Last week's merger of New Jersey-based Vulcan Materials Co. and Florida Rock Industries Inc. will have an immediate impact in Columbus, though the extent of that impact is unknown.

As part of the deal that allowed Vulcan to purchase Florida Rock for $4.6 billion, the two companies must divest of eight rock quarries in Georgia, Tennessee and Virginia.

One of those quarries is the Florida Rock facility on Smith Road that employs 76 people. There is a Vulcan Materials quarry on Fortson Road at the Muscogee-Harris County line that employs 48 people.

Both quarries produce coarse aggregate, a rock material that is used in concrete and asphalt.

The U.S. Department of Justice's Antitrust Division filed a civil antitrust lawsuit last week in U.S. District Court in Washington, D.C. to block the proposed transaction.

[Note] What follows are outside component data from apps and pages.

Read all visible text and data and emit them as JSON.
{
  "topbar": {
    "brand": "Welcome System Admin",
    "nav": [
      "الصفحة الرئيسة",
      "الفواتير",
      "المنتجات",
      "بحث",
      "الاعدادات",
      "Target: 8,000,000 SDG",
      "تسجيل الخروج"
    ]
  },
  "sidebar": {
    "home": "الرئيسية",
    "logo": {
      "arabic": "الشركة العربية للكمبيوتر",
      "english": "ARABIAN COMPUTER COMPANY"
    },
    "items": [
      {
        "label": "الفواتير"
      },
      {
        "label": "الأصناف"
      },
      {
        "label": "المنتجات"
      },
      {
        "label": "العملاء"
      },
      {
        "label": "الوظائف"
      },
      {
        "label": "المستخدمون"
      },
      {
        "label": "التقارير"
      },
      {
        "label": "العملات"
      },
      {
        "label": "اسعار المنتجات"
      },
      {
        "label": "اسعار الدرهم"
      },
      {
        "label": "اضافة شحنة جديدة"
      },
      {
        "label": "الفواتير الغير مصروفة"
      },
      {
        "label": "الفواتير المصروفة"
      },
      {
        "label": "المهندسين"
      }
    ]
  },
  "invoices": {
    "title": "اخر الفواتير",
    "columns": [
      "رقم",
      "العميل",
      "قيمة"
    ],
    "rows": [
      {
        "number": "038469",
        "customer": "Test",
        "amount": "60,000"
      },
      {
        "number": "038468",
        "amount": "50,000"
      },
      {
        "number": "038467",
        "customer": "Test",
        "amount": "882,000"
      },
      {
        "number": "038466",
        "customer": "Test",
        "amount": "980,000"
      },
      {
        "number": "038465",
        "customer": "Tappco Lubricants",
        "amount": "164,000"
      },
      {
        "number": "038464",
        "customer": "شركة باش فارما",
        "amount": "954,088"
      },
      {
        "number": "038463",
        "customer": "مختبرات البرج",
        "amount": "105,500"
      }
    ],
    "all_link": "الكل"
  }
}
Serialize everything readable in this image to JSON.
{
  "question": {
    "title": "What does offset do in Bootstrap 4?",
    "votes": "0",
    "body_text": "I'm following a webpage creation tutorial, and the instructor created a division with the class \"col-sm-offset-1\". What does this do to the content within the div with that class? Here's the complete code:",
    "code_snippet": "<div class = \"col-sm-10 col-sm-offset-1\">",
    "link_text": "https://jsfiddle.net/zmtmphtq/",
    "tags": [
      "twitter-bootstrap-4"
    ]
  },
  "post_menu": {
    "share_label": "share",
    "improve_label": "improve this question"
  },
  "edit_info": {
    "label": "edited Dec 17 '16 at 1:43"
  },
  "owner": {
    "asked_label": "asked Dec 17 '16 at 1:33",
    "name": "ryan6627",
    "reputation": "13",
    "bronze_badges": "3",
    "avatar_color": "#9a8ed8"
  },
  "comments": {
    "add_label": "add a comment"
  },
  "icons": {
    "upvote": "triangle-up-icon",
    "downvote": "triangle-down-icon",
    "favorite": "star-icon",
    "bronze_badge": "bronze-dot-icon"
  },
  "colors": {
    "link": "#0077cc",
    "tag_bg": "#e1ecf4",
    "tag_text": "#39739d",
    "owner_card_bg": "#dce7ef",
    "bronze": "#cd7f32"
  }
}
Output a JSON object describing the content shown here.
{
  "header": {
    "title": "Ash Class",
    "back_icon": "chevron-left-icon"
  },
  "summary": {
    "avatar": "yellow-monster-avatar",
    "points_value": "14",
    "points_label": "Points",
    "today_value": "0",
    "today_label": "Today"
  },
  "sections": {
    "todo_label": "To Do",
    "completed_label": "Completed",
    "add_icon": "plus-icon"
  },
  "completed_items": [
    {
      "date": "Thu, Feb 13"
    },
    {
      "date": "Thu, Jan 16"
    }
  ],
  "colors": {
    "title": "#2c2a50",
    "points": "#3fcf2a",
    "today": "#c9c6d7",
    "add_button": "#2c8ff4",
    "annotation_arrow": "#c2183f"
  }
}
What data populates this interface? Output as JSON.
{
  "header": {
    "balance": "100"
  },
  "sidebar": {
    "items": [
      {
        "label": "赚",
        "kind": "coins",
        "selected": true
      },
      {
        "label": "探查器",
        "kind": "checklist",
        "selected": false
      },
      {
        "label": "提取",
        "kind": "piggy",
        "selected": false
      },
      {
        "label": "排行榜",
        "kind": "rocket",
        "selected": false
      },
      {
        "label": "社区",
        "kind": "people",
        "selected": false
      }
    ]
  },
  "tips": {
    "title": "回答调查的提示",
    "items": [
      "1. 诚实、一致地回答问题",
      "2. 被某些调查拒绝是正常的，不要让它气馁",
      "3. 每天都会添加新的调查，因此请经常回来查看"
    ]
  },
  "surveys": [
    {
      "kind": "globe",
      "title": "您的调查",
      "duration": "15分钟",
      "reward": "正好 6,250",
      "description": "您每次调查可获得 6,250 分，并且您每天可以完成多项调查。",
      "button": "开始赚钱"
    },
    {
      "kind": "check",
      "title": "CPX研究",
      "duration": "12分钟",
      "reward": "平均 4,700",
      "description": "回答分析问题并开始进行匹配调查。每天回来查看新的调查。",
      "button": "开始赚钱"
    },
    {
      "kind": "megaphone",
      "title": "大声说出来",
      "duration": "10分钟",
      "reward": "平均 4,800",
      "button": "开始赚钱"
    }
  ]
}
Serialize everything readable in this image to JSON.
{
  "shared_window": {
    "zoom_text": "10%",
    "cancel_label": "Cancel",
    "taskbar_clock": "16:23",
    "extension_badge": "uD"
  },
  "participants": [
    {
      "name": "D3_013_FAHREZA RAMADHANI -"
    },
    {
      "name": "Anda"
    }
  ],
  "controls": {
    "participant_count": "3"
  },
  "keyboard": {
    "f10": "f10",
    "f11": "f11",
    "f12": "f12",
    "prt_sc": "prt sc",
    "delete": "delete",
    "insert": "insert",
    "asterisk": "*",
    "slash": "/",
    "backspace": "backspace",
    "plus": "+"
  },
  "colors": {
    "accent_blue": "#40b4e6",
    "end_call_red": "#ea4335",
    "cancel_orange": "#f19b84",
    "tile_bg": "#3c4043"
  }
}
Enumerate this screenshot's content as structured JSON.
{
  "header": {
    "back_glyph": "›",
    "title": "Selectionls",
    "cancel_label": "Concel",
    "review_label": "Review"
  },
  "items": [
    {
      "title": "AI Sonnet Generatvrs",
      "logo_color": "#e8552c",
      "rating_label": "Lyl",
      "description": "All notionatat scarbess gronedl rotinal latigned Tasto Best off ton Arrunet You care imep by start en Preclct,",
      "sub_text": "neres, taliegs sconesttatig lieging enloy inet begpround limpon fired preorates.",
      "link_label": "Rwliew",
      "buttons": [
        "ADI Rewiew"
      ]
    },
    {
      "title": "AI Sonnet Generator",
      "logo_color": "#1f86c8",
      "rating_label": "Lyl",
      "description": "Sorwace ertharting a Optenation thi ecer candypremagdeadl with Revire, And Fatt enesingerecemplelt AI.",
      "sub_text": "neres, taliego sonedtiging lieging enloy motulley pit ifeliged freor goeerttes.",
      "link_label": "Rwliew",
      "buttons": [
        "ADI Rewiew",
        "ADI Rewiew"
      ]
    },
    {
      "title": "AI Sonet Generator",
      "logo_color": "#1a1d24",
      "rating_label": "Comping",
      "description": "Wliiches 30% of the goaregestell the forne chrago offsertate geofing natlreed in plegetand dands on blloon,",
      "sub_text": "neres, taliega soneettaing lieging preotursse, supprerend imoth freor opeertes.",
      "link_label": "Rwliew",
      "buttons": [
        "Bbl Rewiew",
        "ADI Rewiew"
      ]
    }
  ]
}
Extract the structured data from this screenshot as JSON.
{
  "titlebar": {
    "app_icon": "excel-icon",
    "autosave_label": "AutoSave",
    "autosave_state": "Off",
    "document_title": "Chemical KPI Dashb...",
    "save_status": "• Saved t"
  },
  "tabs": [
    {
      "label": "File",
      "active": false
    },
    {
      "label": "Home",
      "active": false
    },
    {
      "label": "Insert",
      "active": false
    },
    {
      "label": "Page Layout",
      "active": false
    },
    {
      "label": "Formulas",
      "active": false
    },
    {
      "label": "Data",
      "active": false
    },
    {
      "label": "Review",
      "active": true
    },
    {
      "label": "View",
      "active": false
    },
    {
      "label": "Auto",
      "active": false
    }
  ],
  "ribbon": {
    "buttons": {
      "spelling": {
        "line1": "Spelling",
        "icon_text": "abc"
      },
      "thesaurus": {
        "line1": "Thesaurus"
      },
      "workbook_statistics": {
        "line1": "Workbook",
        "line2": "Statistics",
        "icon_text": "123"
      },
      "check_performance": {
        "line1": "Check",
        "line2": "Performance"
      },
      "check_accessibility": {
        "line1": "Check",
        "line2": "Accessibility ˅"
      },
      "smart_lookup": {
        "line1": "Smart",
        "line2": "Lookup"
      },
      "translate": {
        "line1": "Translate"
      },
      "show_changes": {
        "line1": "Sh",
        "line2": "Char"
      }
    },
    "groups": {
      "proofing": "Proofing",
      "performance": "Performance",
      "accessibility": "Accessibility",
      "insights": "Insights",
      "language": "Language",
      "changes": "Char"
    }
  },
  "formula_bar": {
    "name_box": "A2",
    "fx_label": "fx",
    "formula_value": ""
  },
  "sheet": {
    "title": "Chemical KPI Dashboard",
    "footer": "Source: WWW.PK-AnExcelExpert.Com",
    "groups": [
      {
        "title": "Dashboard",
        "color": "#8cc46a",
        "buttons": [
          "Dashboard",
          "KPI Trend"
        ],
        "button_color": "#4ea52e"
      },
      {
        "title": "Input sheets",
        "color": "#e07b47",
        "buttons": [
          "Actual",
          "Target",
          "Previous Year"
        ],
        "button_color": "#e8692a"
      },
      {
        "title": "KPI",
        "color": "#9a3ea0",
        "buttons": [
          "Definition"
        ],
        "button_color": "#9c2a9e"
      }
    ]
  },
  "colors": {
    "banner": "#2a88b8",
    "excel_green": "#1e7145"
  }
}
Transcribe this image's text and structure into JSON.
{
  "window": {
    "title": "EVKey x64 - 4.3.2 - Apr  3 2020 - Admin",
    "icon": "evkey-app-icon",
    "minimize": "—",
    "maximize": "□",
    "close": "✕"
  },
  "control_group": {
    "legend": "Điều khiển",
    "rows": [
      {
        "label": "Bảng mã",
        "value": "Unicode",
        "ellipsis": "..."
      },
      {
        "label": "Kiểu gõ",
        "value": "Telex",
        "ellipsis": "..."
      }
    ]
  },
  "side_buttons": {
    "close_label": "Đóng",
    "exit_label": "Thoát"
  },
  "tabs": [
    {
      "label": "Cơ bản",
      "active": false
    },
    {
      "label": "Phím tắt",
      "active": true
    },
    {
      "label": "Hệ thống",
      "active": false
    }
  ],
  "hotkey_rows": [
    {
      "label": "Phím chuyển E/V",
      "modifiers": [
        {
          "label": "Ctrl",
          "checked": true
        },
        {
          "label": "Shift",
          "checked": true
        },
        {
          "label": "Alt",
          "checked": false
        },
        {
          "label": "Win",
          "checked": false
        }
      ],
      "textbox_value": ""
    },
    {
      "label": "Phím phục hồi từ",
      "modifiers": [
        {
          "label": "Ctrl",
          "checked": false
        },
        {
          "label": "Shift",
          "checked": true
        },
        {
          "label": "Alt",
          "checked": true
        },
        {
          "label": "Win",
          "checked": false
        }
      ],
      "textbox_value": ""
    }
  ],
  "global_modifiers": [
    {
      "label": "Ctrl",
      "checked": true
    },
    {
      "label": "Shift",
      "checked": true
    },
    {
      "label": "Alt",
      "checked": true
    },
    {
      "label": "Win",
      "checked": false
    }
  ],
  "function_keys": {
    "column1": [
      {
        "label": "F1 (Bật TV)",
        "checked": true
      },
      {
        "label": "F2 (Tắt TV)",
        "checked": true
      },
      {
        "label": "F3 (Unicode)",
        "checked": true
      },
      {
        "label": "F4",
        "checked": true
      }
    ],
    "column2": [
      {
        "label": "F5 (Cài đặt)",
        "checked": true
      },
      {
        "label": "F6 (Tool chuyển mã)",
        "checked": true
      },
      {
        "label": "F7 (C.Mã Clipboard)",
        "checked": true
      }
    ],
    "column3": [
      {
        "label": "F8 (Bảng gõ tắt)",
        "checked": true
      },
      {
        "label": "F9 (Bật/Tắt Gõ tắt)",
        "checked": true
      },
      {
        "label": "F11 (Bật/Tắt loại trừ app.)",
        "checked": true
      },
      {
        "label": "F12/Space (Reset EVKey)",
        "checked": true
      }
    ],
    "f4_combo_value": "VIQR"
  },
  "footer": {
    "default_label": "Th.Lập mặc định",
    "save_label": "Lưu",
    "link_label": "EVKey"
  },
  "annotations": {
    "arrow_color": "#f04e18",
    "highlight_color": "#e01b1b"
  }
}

At the same time, the Department filed a proposed consent decree that, if approved by the court, would resolve the lawsuit and the Department's competitive concerns.

The sale was then finalized on Friday.

Susan Burns, a Vulcan Materials spokesperson based in New York, said the company was "working to integrate Florida Rock’s facilities and divest operations as required by the court and the Department of Justice."

It is unsure how Vulcan will divest the Florida Rock quarry and what will happen to those employees.

"We are exploring a variety of means of divesture, whether outright sales or, to the extent possible, asset swaps," Burns said. "We can confirm that we will be divesting the Florida Rock quarry in Columbus, Ga., and we will be providing those employees with more information as soon as we are able."

Officials at the local plants referred all questions to the Vulcan Materials Birmingham office, which referred them to a New York public relations firm.

If Vulcan had not been forced to unload the eight quarries, it could have driven prices up, the Justice Department claimed.

"Without the divestitures obtained by the Department, purchasers of coarse aggregate in parts of the Atlanta metropolitan area, in Columbus, Ga., in Chattanooga, Tenn., and in South Hampton Roads, Va., likely would have faced higher prices as a result of this transaction," said Thomas O. Barnett, Assistant Attorney General in charge of the Department's Antitrust Division. "The divestitures will ensure that these customers will continue to receive the benefits of competition."